are always looking for connections in math and science. They collect
and analyze data to see if a pattern emerges. If a mathematical model
of an experiment can be created, it usually reveals that a scientist has
An example of a sequence that
has many natural counterparts is the Fibonacci Sequence. This number
series was named for Leonard Fibonacci (1180-1228). He discovered
a sequence that is based on the idea that each term in it is the sum of
the two preceding numbers. For example, the following is the Fibonacci
Sequence: 1,1,2,3,5,8,13,21,34,55,89,144 which is derived from 1,
1, 2=(1+1), 3=(1+2), 5=(2+3), 8=(3+5), 13=(5+8).
The Fibonacci Sequence was found
to be extremely important in the scientific field of genetics. The
Fibonacci Sequence is found to measure the fraction of a turn between successive
leaves on the stalk of a plant: 1/2 for grasses, 1/3 for sedges, 2/5 for
the apple and cherry, 3/8 for plantain, and 5/13 for the leek. There
are also many other examples from genetics.
- Ask students
what "naturally" means. They may reply "something that grows without
the aid of humans." Then ask if nature designs itself mathematically.

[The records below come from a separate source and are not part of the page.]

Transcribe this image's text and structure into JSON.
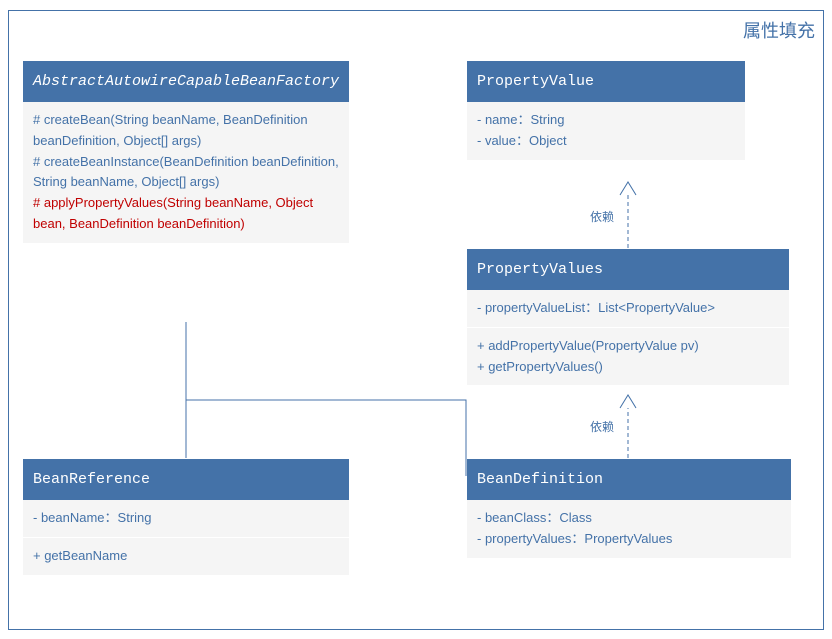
{
  "diagram": {
    "title": "属性填充",
    "classes": {
      "abstractFactory": {
        "name": "AbstractAutowireCapableBeanFactory",
        "nameStyle": "italic",
        "methods": [
          {
            "text": "# createBean(String beanName, BeanDefinition beanDefinition, Object[] args)",
            "highlight": false
          },
          {
            "text": "# createBeanInstance(BeanDefinition beanDefinition, String beanName, Object[] args)",
            "highlight": false
          },
          {
            "text": "# applyPropertyValues(String beanName, Object bean, BeanDefinition beanDefinition)",
            "highlight": true
          }
        ]
      },
      "propertyValue": {
        "name": "PropertyValue",
        "attributes": [
          "- name：String",
          "- value：Object"
        ]
      },
      "propertyValues": {
        "name": "PropertyValues",
        "attributes": [
          "- propertyValueList：List<PropertyValue>"
        ],
        "methods": [
          "+ addPropertyValue(PropertyValue pv)",
          "+ getPropertyValues()"
        ]
      },
      "beanReference": {
        "name": "BeanReference",
        "attributes": [
          "- beanName：String"
        ],
        "methods": [
          "+ getBeanName"
        ]
      },
      "beanDefinition": {
        "name": "BeanDefinition",
        "attributes": [
          "- beanClass：Class",
          "- propertyValues：PropertyValues"
        ]
      }
    },
    "relations": {
      "dep1": "依赖",
      "dep2": "依赖"
    }
  },
  "chart_data": {
    "type": "uml_class_diagram",
    "title": "属性填充",
    "classes": [
      {
        "name": "AbstractAutowireCapableBeanFactory",
        "abstract": true,
        "operations": [
          "# createBean(String beanName, BeanDefinition beanDefinition, Object[] args)",
          "# createBeanInstance(BeanDefinition beanDefinition, String beanName, Object[] args)",
          "# applyPropertyValues(String beanName, Object bean, BeanDefinition beanDefinition)"
        ]
      },
      {
        "name": "PropertyValue",
        "attributes": [
          "- name : String",
          "- value : Object"
        ]
      },
      {
        "name": "PropertyValues",
        "attributes": [
          "- propertyValueList : List<PropertyValue>"
        ],
        "operations": [
          "+ addPropertyValue(PropertyValue pv)",
          "+ getPropertyValues()"
        ]
      },
      {
        "name": "BeanReference",
        "attributes": [
          "- beanName : String"
        ],
        "operations": [
          "+ getBeanName"
        ]
      },
      {
        "name": "BeanDefinition",
        "attributes": [
          "- beanClass : Class",
          "- propertyValues : PropertyValues"
        ]
      }
    ],
    "relationships": [
      {
        "from": "AbstractAutowireCapableBeanFactory",
        "to": "BeanReference",
        "type": "association"
      },
      {
        "from": "AbstractAutowireCapableBeanFactory",
        "to": "BeanDefinition",
        "type": "association"
      },
      {
        "from": "PropertyValues",
        "to": "PropertyValue",
        "type": "dependency",
        "label": "依赖"
      },
      {
        "from": "BeanDefinition",
        "to": "PropertyValues",
        "type": "dependency",
        "label": "依赖"
      }
    ]
  }
}
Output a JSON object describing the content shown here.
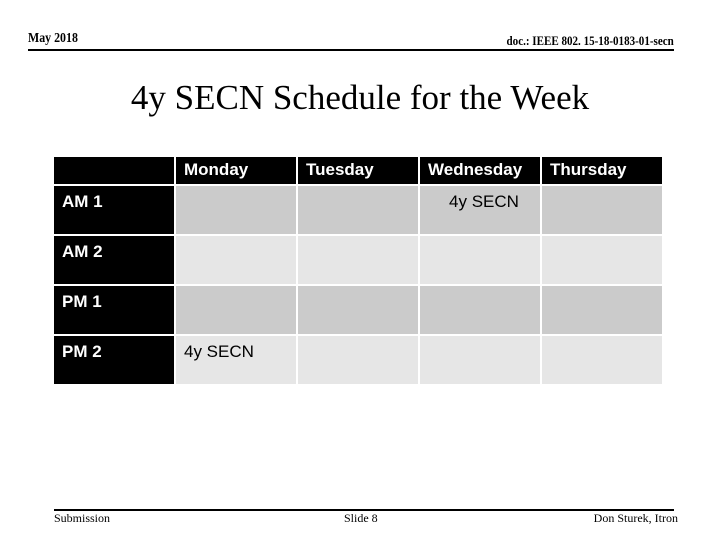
{
  "header": {
    "date": "May 2018",
    "doc_id": "doc.: IEEE 802. 15-18-0183-01-secn"
  },
  "title": "4y SECN Schedule for the Week",
  "schedule": {
    "columns": [
      "",
      "Monday",
      "Tuesday",
      "Wednesday",
      "Thursday"
    ],
    "rows": [
      {
        "label": "AM 1",
        "cells": [
          "",
          "",
          "4y SECN",
          ""
        ]
      },
      {
        "label": "AM 2",
        "cells": [
          "",
          "",
          "",
          ""
        ]
      },
      {
        "label": "PM 1",
        "cells": [
          "",
          "",
          "",
          ""
        ]
      },
      {
        "label": "PM 2",
        "cells": [
          "4y SECN",
          "",
          "",
          ""
        ]
      }
    ]
  },
  "footer": {
    "left": "Submission",
    "center": "Slide 8",
    "right": "Don Sturek, Itron"
  }
}
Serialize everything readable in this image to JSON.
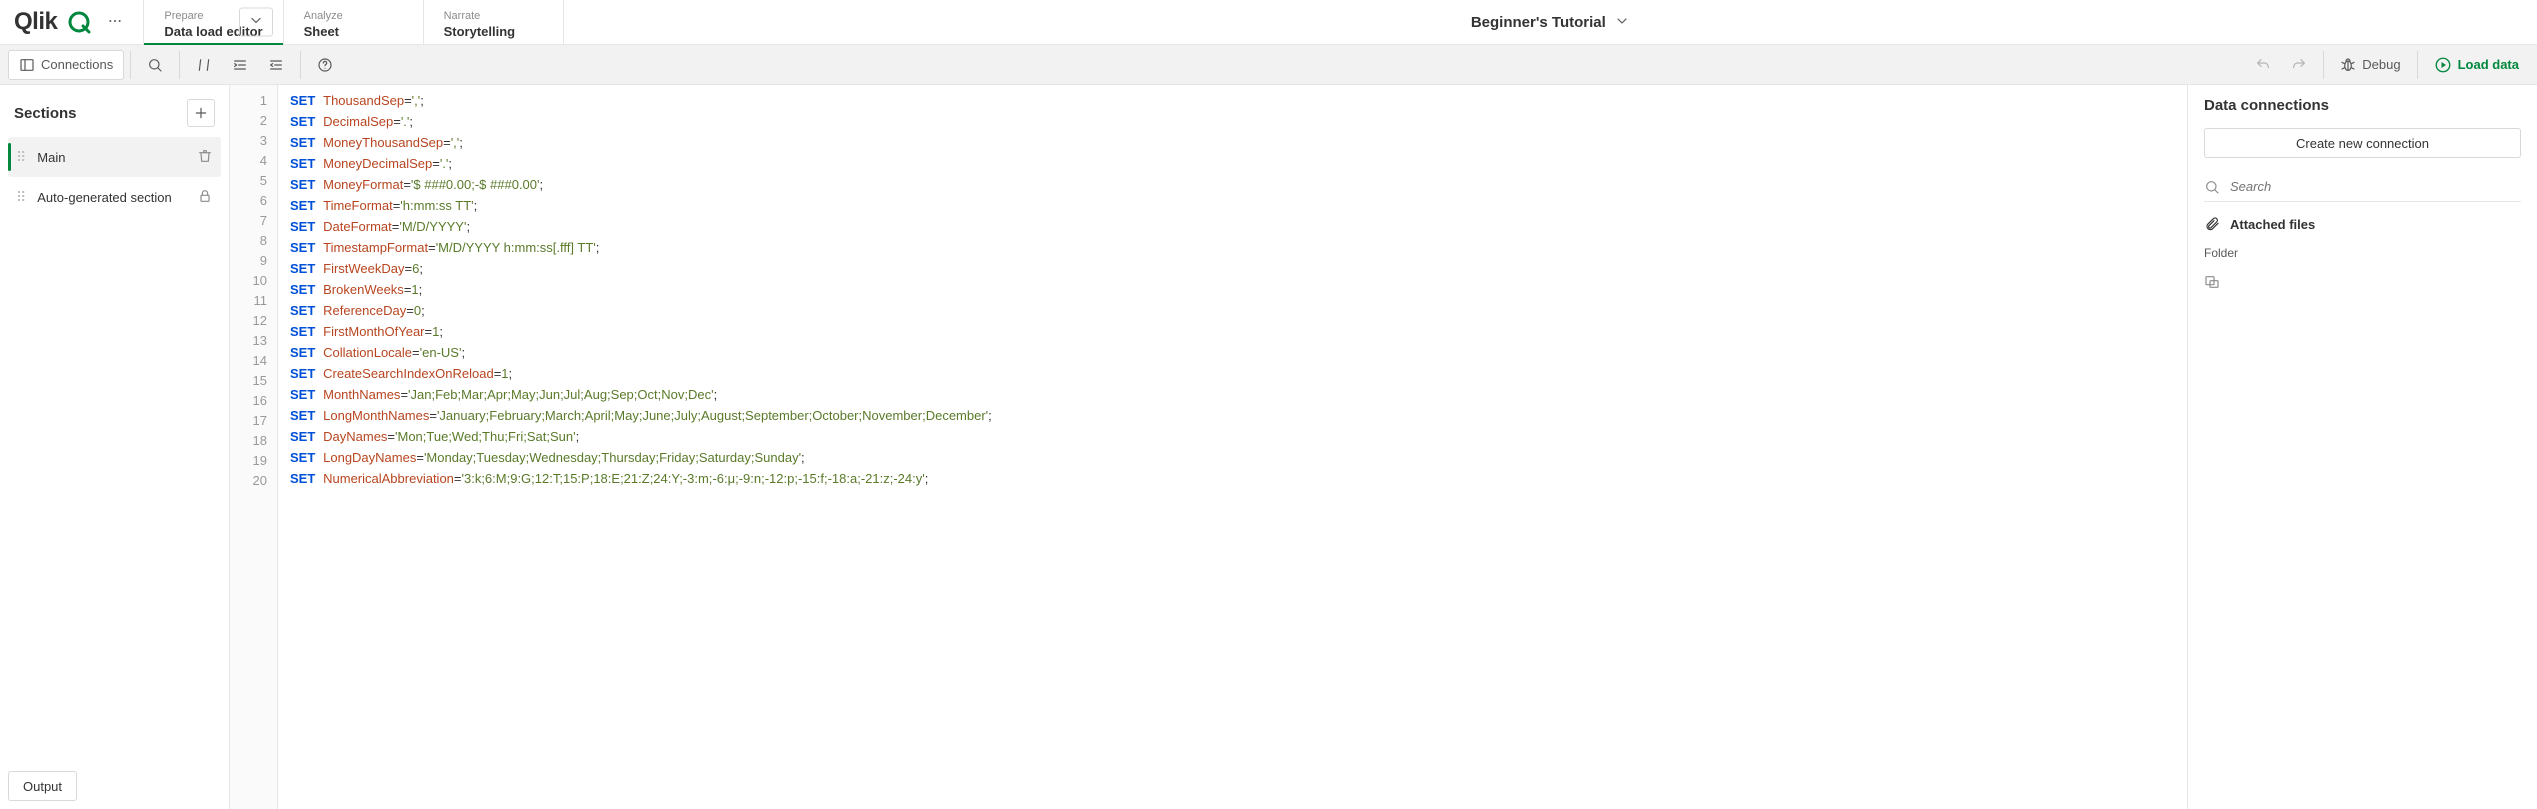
{
  "header": {
    "logo_text": "Qlik",
    "app_title": "Beginner's Tutorial",
    "tabs": [
      {
        "phase": "Prepare",
        "screen": "Data load editor"
      },
      {
        "phase": "Analyze",
        "screen": "Sheet"
      },
      {
        "phase": "Narrate",
        "screen": "Storytelling"
      }
    ]
  },
  "toolbar": {
    "connections_label": "Connections",
    "debug_label": "Debug",
    "load_data_label": "Load data"
  },
  "sections": {
    "title": "Sections",
    "items": [
      {
        "name": "Main"
      },
      {
        "name": "Auto-generated section"
      }
    ]
  },
  "code": {
    "lines": [
      {
        "kw": "SET",
        "var": "ThousandSep",
        "val_str": "','",
        "trail": ";"
      },
      {
        "kw": "SET",
        "var": "DecimalSep",
        "val_str": "'.'",
        "trail": ";"
      },
      {
        "kw": "SET",
        "var": "MoneyThousandSep",
        "val_str": "','",
        "trail": ";"
      },
      {
        "kw": "SET",
        "var": "MoneyDecimalSep",
        "val_str": "'.'",
        "trail": ";"
      },
      {
        "kw": "SET",
        "var": "MoneyFormat",
        "val_str": "'$ ###0.00;-$ ###0.00'",
        "trail": ";"
      },
      {
        "kw": "SET",
        "var": "TimeFormat",
        "val_str": "'h:mm:ss TT'",
        "trail": ";"
      },
      {
        "kw": "SET",
        "var": "DateFormat",
        "val_str": "'M/D/YYYY'",
        "trail": ";"
      },
      {
        "kw": "SET",
        "var": "TimestampFormat",
        "val_str": "'M/D/YYYY h:mm:ss[.fff] TT'",
        "trail": ";"
      },
      {
        "kw": "SET",
        "var": "FirstWeekDay",
        "val_num": "6",
        "trail": ";"
      },
      {
        "kw": "SET",
        "var": "BrokenWeeks",
        "val_num": "1",
        "trail": ";"
      },
      {
        "kw": "SET",
        "var": "ReferenceDay",
        "val_num": "0",
        "trail": ";"
      },
      {
        "kw": "SET",
        "var": "FirstMonthOfYear",
        "val_num": "1",
        "trail": ";"
      },
      {
        "kw": "SET",
        "var": "CollationLocale",
        "val_str": "'en-US'",
        "trail": ";"
      },
      {
        "kw": "SET",
        "var": "CreateSearchIndexOnReload",
        "val_num": "1",
        "trail": ";"
      },
      {
        "kw": "SET",
        "var": "MonthNames",
        "val_str": "'Jan;Feb;Mar;Apr;May;Jun;Jul;Aug;Sep;Oct;Nov;Dec'",
        "trail": ";"
      },
      {
        "kw": "SET",
        "var": "LongMonthNames",
        "val_str": "'January;February;March;April;May;June;July;August;September;October;November;December'",
        "trail": ";"
      },
      {
        "kw": "SET",
        "var": "DayNames",
        "val_str": "'Mon;Tue;Wed;Thu;Fri;Sat;Sun'",
        "trail": ";"
      },
      {
        "kw": "SET",
        "var": "LongDayNames",
        "val_str": "'Monday;Tuesday;Wednesday;Thursday;Friday;Saturday;Sunday'",
        "trail": ";"
      },
      {
        "kw": "SET",
        "var": "NumericalAbbreviation",
        "val_str": "'3:k;6:M;9:G;12:T;15:P;18:E;21:Z;24:Y;-3:m;-6:μ;-9:n;-12:p;-15:f;-18:a;-21:z;-24:y'",
        "trail": ";"
      }
    ],
    "extra_blank_lines": 1
  },
  "connections": {
    "title": "Data connections",
    "create_label": "Create new connection",
    "search_placeholder": "Search",
    "attached_label": "Attached files",
    "folder_label": "Folder"
  },
  "output": {
    "label": "Output"
  },
  "colors": {
    "brand_green": "#00873d"
  }
}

Students should think back on some of the previous years in science and
remember that natural objects usually have a mathematical pattern.
- The worksheet has a
few examples of Fibonacci sequences for the students to work out.
See if the students can make their own. You may also do a search
on the Internet on Fibonacci, and you will be surprised how many links
(Add 1 to the first number,
add 2 to the second number, add 3 to the third number, etc)
[Each number is squared (times
(Each number is equal to 1/2
o the preceding number)